### ENTRIES SUPPLIED
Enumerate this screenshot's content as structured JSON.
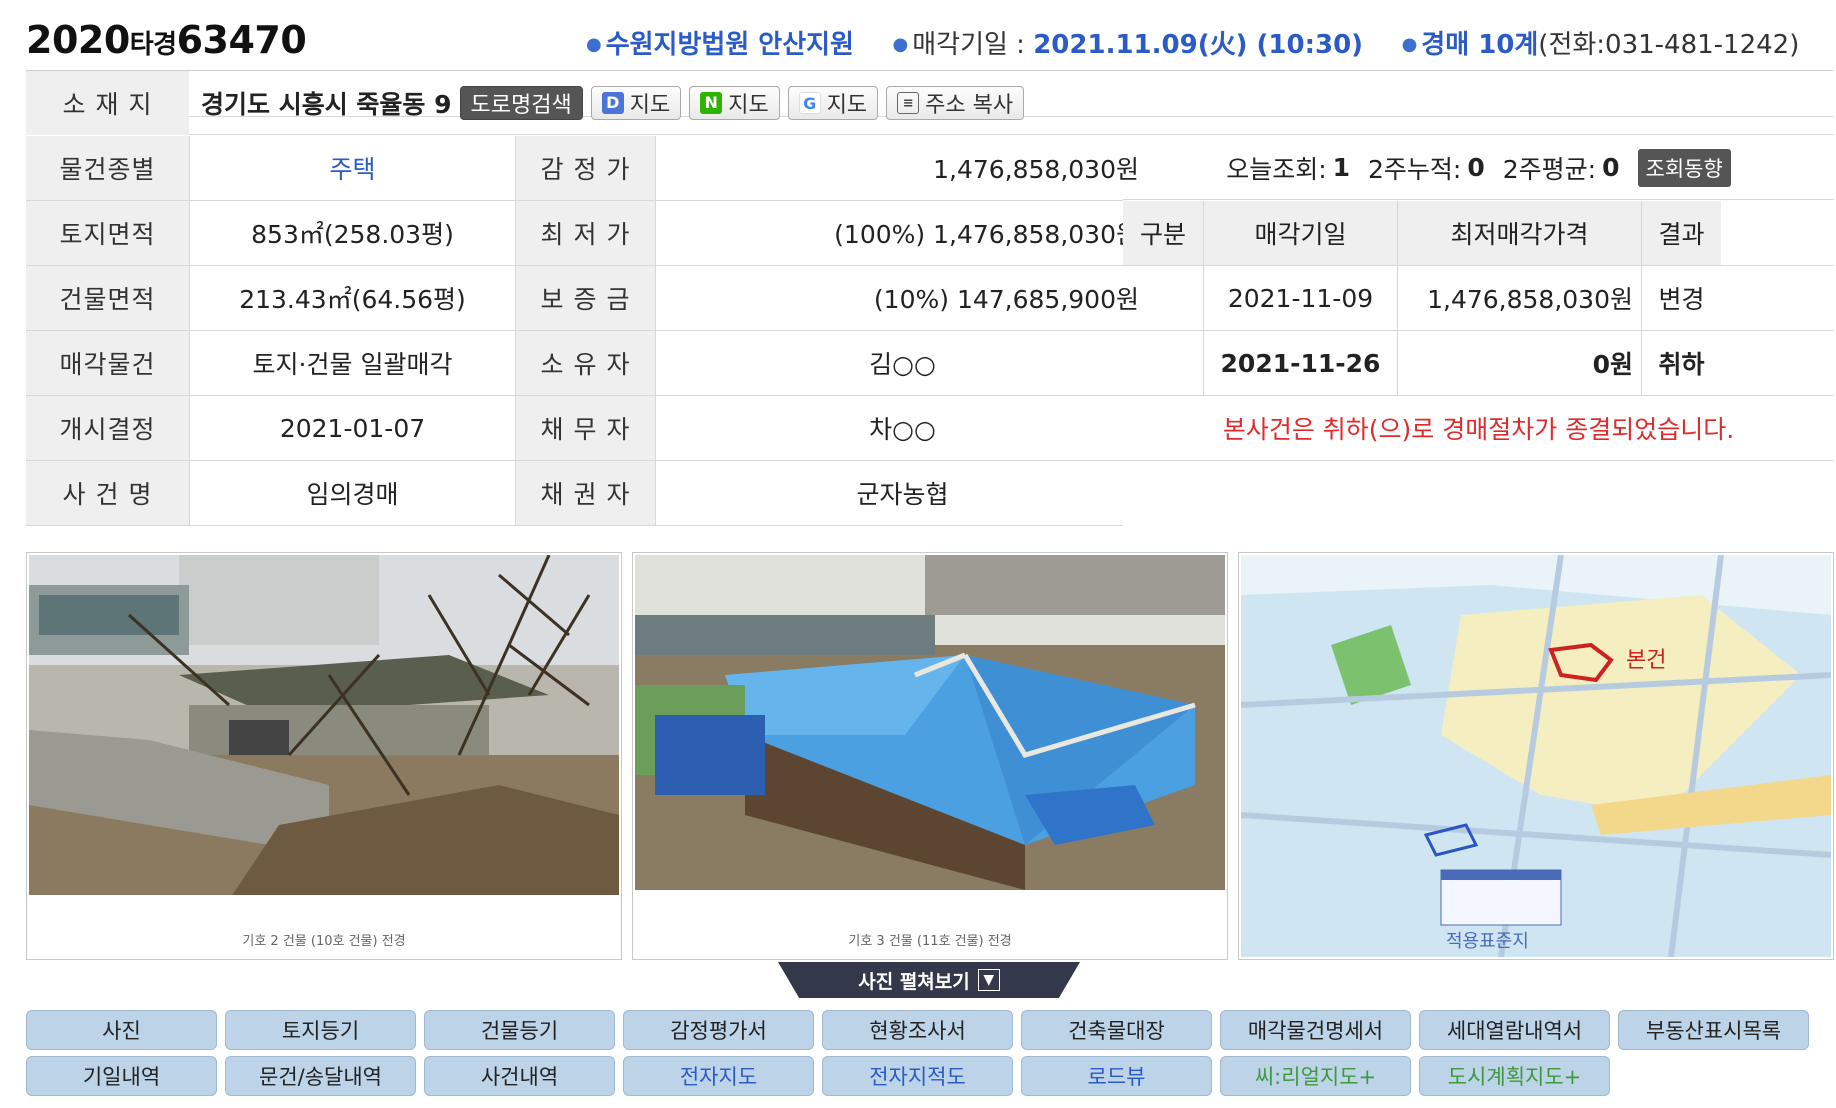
{
  "header": {
    "case_year": "2020",
    "case_type": "타경",
    "case_num": "63470",
    "court": "수원지방법원 안산지원",
    "sale_date_label": "매각기일 : ",
    "sale_date": "2021.11.09(火) (10:30)",
    "dept": "경매 10계",
    "phone": "(전화:031-481-1242)"
  },
  "address": {
    "label": "소 재 지",
    "value": "경기도 시흥시 죽율동 9",
    "buttons": {
      "road": "도로명검색",
      "daum": "지도",
      "naver": "지도",
      "google": "지도",
      "copy": "주소 복사"
    }
  },
  "info_rows": [
    {
      "l1": "물건종별",
      "v1": "주택",
      "l2": "감 정 가",
      "v2": "1,476,858,030원"
    },
    {
      "l1": "토지면적",
      "v1": "853㎡(258.03평)",
      "l2": "최 저 가",
      "v2": "(100%) 1,476,858,030원"
    },
    {
      "l1": "건물면적",
      "v1": "213.43㎡(64.56평)",
      "l2": "보 증 금",
      "v2": "(10%) 147,685,900원"
    },
    {
      "l1": "매각물건",
      "v1": "토지·건물 일괄매각",
      "l2": "소 유 자",
      "v2": "김○○"
    },
    {
      "l1": "개시결정",
      "v1": "2021-01-07",
      "l2": "채 무 자",
      "v2": "차○○"
    },
    {
      "l1": "사 건 명",
      "v1": "임의경매",
      "l2": "채 권 자",
      "v2": "군자농협"
    }
  ],
  "stats": {
    "today_label": "오늘조회:",
    "today": "1",
    "two_week_label": "2주누적:",
    "two_week": "0",
    "avg_label": "2주평균:",
    "avg": "0",
    "trend_btn": "조회동향"
  },
  "history": {
    "headers": [
      "구분",
      "매각기일",
      "최저매각가격",
      "결과"
    ],
    "rows": [
      {
        "kind": "",
        "date": "2021-11-09",
        "price": "1,476,858,030원",
        "result": "변경"
      },
      {
        "kind": "",
        "date": "2021-11-26",
        "price": "0원",
        "result": "취하"
      }
    ],
    "notice": "본사건은 취하(으)로 경매절차가 종결되었습니다."
  },
  "photos": {
    "cap1": "기호 2 건물 (10호 건물) 전경",
    "cap2": "기호 3 건물 (11호 건물) 전경",
    "map_label": "본건",
    "map_bottom": "적용표준지",
    "unfold": "사진 펼쳐보기"
  },
  "tabs_row1": [
    "사진",
    "토지등기",
    "건물등기",
    "감정평가서",
    "현황조사서",
    "건축물대장",
    "매각물건명세서",
    "세대열람내역서",
    "부동산표시목록"
  ],
  "tabs_row2": [
    "기일내역",
    "문건/송달내역",
    "사건내역",
    "전자지도",
    "전자지적도",
    "로드뷰",
    "씨:리얼지도+",
    "도시계획지도+"
  ]
}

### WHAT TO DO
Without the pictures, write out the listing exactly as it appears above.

### RESPONSE TO THIS TASK
Enumerate this screenshot's content as structured JSON.
{
  "header": {
    "case_year": "2020",
    "case_type": "타경",
    "case_num": "63470",
    "court": "수원지방법원 안산지원",
    "sale_date_label": "매각기일 : ",
    "sale_date": "2021.11.09(火) (10:30)",
    "dept": "경매 10계",
    "phone": "(전화:031-481-1242)"
  },
  "address": {
    "label": "소 재 지",
    "value": "경기도 시흥시 죽율동 9",
    "buttons": {
      "road": "도로명검색",
      "daum": "지도",
      "naver": "지도",
      "google": "지도",
      "copy": "주소 복사"
    }
  },
  "info_rows": [
    {
      "l1": "물건종별",
      "v1": "주택",
      "l2": "감 정 가",
      "v2": "1,476,858,030원"
    },
    {
      "l1": "토지면적",
      "v1": "853㎡(258.03평)",
      "l2": "최 저 가",
      "v2": "(100%) 1,476,858,030원"
    },
    {
      "l1": "건물면적",
      "v1": "213.43㎡(64.56평)",
      "l2": "보 증 금",
      "v2": "(10%) 147,685,900원"
    },
    {
      "l1": "매각물건",
      "v1": "토지·건물 일괄매각",
      "l2": "소 유 자",
      "v2": "김○○"
    },
    {
      "l1": "개시결정",
      "v1": "2021-01-07",
      "l2": "채 무 자",
      "v2": "차○○"
    },
    {
      "l1": "사 건 명",
      "v1": "임의경매",
      "l2": "채 권 자",
      "v2": "군자농협"
    }
  ],
  "stats": {
    "today_label": "오늘조회:",
    "today": "1",
    "two_week_label": "2주누적:",
    "two_week": "0",
    "avg_label": "2주평균:",
    "avg": "0",
    "trend_btn": "조회동향"
  },
  "history": {
    "headers": [
      "구분",
      "매각기일",
      "최저매각가격",
      "결과"
    ],
    "rows": [
      {
        "kind": "",
        "date": "2021-11-09",
        "price": "1,476,858,030원",
        "result": "변경"
      },
      {
        "kind": "",
        "date": "2021-11-26",
        "price": "0원",
        "result": "취하"
      }
    ],
    "notice": "본사건은 취하(으)로 경매절차가 종결되었습니다."
  },
  "photos": {
    "cap1": "기호 2 건물 (10호 건물) 전경",
    "cap2": "기호 3 건물 (11호 건물) 전경",
    "map_label": "본건",
    "map_bottom": "적용표준지",
    "unfold": "사진 펼쳐보기"
  },
  "tabs_row1": [
    "사진",
    "토지등기",
    "건물등기",
    "감정평가서",
    "현황조사서",
    "건축물대장",
    "매각물건명세서",
    "세대열람내역서",
    "부동산표시목록"
  ],
  "tabs_row2": [
    "기일내역",
    "문건/송달내역",
    "사건내역",
    "전자지도",
    "전자지적도",
    "로드뷰",
    "씨:리얼지도+",
    "도시계획지도+"
  ]
}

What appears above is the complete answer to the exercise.